◆ PROVIDED ENTRIES:
──────────

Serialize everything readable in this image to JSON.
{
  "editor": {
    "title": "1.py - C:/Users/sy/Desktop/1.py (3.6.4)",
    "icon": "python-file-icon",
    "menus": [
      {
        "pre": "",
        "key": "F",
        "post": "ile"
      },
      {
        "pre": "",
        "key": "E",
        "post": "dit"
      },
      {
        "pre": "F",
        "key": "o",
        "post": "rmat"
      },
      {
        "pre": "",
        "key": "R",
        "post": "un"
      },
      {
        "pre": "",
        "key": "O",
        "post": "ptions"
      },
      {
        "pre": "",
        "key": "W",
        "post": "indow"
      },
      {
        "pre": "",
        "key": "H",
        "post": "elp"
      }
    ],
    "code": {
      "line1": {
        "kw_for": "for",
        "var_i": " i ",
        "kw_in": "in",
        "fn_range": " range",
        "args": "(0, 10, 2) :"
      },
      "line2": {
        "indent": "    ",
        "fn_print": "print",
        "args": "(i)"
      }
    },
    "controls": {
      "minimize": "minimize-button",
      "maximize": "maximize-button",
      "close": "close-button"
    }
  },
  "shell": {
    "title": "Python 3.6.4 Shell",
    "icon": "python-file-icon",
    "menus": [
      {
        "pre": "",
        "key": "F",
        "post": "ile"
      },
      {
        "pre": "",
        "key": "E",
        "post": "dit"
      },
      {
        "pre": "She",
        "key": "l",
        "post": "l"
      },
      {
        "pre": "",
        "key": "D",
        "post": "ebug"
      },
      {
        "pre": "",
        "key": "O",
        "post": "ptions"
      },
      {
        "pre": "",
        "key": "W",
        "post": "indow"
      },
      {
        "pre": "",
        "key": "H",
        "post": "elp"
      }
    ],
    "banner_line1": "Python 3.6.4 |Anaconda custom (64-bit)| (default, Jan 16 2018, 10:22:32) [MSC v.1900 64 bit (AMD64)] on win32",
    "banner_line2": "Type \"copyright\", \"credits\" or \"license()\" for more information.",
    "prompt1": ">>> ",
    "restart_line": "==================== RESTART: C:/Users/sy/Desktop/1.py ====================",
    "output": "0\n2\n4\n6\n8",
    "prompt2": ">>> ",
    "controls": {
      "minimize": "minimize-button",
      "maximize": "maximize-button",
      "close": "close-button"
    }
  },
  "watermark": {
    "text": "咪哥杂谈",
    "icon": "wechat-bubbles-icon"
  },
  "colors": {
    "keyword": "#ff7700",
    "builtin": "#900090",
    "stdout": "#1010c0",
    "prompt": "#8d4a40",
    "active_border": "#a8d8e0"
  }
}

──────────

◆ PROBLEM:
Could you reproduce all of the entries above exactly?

◆ ANSWER BOX:
Serialize everything readable in this image to JSON.
{
  "editor": {
    "title": "1.py - C:/Users/sy/Desktop/1.py (3.6.4)",
    "icon": "python-file-icon",
    "menus": [
      {
        "pre": "",
        "key": "F",
        "post": "ile"
      },
      {
        "pre": "",
        "key": "E",
        "post": "dit"
      },
      {
        "pre": "F",
        "key": "o",
        "post": "rmat"
      },
      {
        "pre": "",
        "key": "R",
        "post": "un"
      },
      {
        "pre": "",
        "key": "O",
        "post": "ptions"
      },
      {
        "pre": "",
        "key": "W",
        "post": "indow"
      },
      {
        "pre": "",
        "key": "H",
        "post": "elp"
      }
    ],
    "code": {
      "line1": {
        "kw_for": "for",
        "var_i": " i ",
        "kw_in": "in",
        "fn_range": " range",
        "args": "(0, 10, 2) :"
      },
      "line2": {
        "indent": "    ",
        "fn_print": "print",
        "args": "(i)"
      }
    },
    "controls": {
      "minimize": "minimize-button",
      "maximize": "maximize-button",
      "close": "close-button"
    }
  },
  "shell": {
    "title": "Python 3.6.4 Shell",
    "icon": "python-file-icon",
    "menus": [
      {
        "pre": "",
        "key": "F",
        "post": "ile"
      },
      {
        "pre": "",
        "key": "E",
        "post": "dit"
      },
      {
        "pre": "She",
        "key": "l",
        "post": "l"
      },
      {
        "pre": "",
        "key": "D",
        "post": "ebug"
      },
      {
        "pre": "",
        "key": "O",
        "post": "ptions"
      },
      {
        "pre": "",
        "key": "W",
        "post": "indow"
      },
      {
        "pre": "",
        "key": "H",
        "post": "elp"
      }
    ],
    "banner_line1": "Python 3.6.4 |Anaconda custom (64-bit)| (default, Jan 16 2018, 10:22:32) [MSC v.1900 64 bit (AMD64)] on win32",
    "banner_line2": "Type \"copyright\", \"credits\" or \"license()\" for more information.",
    "prompt1": ">>> ",
    "restart_line": "==================== RESTART: C:/Users/sy/Desktop/1.py ====================",
    "output": "0\n2\n4\n6\n8",
    "prompt2": ">>> ",
    "controls": {
      "minimize": "minimize-button",
      "maximize": "maximize-button",
      "close": "close-button"
    }
  },
  "watermark": {
    "text": "咪哥杂谈",
    "icon": "wechat-bubbles-icon"
  },
  "colors": {
    "keyword": "#ff7700",
    "builtin": "#900090",
    "stdout": "#1010c0",
    "prompt": "#8d4a40",
    "active_border": "#a8d8e0"
  }
}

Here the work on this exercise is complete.